Start in small chunks.
Don’t go for the gold right from the get-go. Start by making dinner your last meal, fasting overnight, and gradually extending out the time you eat breakfast in the morning a few days a week. I typically stop eating by 8pm and don’t have my first meal until 9:30 or 10am the next morning resulting in a 14 hour fasting period. As your body adapts, your energy will improve, letting you know when you can extend the length of your fast..
(NOTE: Women’s hormones are particularly sensitive to food deprivation so it’s best to fast every other day instead of every day)
Move and restore.

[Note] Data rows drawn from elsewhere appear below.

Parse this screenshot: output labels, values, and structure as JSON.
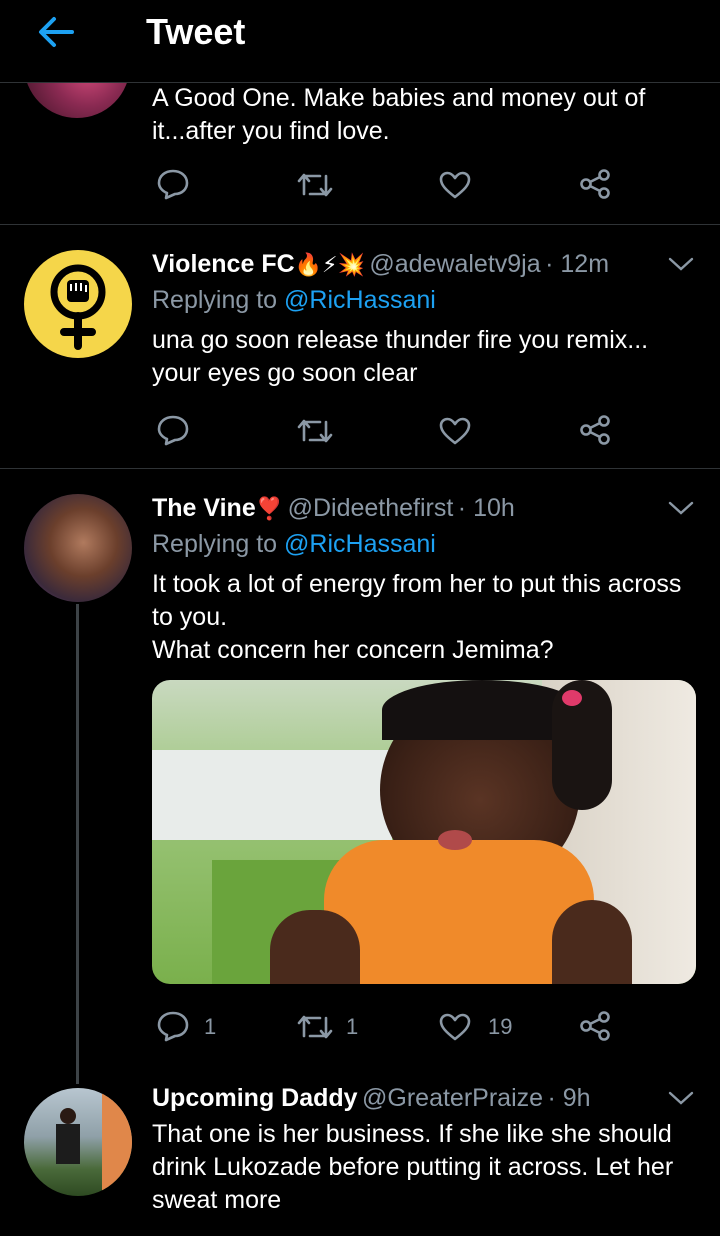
{
  "header": {
    "title": "Tweet"
  },
  "tweets": [
    {
      "text": "A Good One. Make babies and money out of it...after you find love."
    },
    {
      "name": "Violence FC",
      "emojis": "🔥⚡💥",
      "handle": "@adewaletv9ja",
      "time": "· 12m",
      "replying_label": "Replying to",
      "replying_to": "@RicHassani",
      "text": "una go soon release thunder fire you remix... your eyes go soon clear"
    },
    {
      "name": "The Vine",
      "emojis": "❣️",
      "handle": "@Dideethefirst",
      "time": "· 10h",
      "replying_label": "Replying to",
      "replying_to": "@RicHassani",
      "text_line1": "It took a lot of energy from her to put this across to you.",
      "text_line2": "What concern her concern Jemima?",
      "reply_count": "1",
      "retweet_count": "1",
      "like_count": "19"
    },
    {
      "name": "Upcoming Daddy",
      "handle": "@GreaterPraize",
      "time": "· 9h",
      "text": "That one is her business. If she like she should drink Lukozade before putting it across. Let her sweat more"
    }
  ],
  "colors": {
    "accent": "#1da1f2",
    "muted": "#8b98a5",
    "divider": "#2f3336"
  }
}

Some studies have shown that low-grade duration exercise compliments fasting for better results. During a fast, the body is actually hard at work breaking down fat and damaged cells to reuse their parts for fuel and nutrients. We don’t need to push it to work harder. Engaging in intense workouts on fasting days can tap the body’s resources, making recovering too hard and can lead to hormonal imbalances. On fasting days, focus on moving your body in a more restorative way by taking long walks, doing yoga, tai chi or something restorative to reap all the benefits of fasting.
Salt and supplement.

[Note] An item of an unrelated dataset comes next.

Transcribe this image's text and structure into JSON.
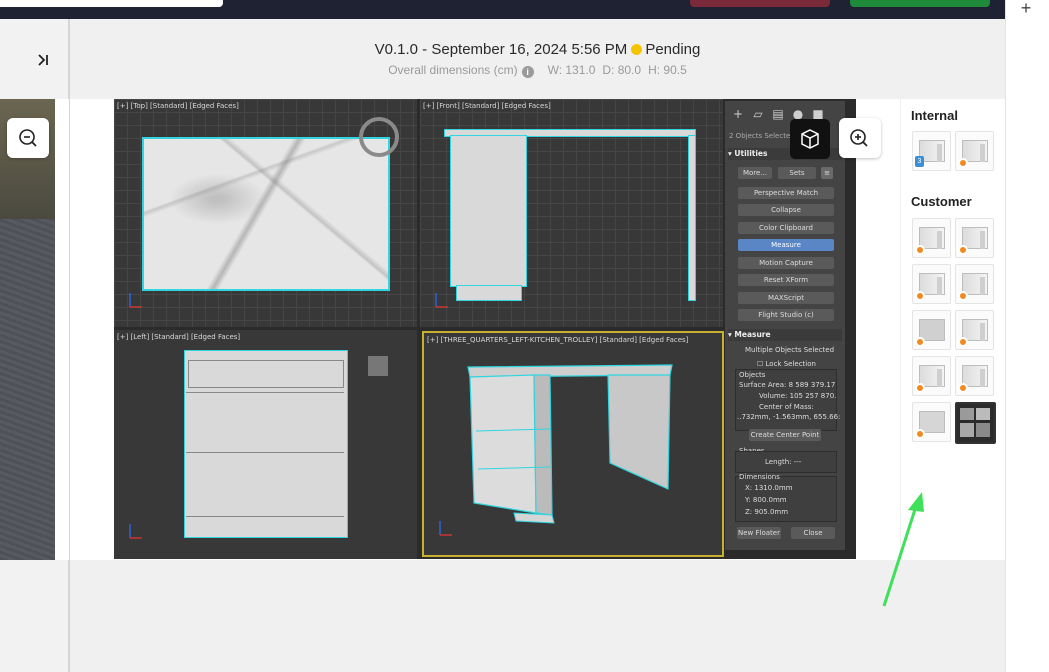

When you’re avoiding food, you’re also avoiding access to nutrients so it’s essential to supplement what you’re missing. Taking a high quality multivitamin and mineral complex supplement on a daily basis is a good idea in general because food these days is just less nutrient dense than before (even the organic stuff). If you’re avoiding food all together for the purpose of fasting, supplementing with vitamins and minerals will help to keep your hormones happy, your energy balanced and will support the process of fat adaptation. Our ancestors salted meat to cure them for food storage and ate every part of the animal (organs, cartilage, etc.) so the nutrient values in their bodies were much higher than ours, even when they were forced to fast.
Think of fasting like training for a marathon: you need the right shoes, gradual training runs that lead to longer ones over time, proper hydration and food to refuel, and recovery time to make it to the finish line.
We want to think of the body as a well-oiled machine that is ready to adapt to anything we throw at it, but that’s generally not the case, considering all the variables that impact our health in this modern day world.
With most diet trends, people have a tendency to dive all-in without considering if their body is ready for it, and when it “doesn’t work,” they give up.
Often it’s not the diet that didn’t work, but something else under the hood that got in the way. This is why it’s always better to test, not guess, in order to figure out exactly what is right for your body so you don’t go spinning your wheels, wasting money or time on failed attempts or health improvement strategies that aren’t right for you.
If you want to assess your readiness for intermittent fasting or to figure out what foods are right for your body so it can function at its potential, then schedule a complimentary Ideal Health & Weight Discovery Session with me here today!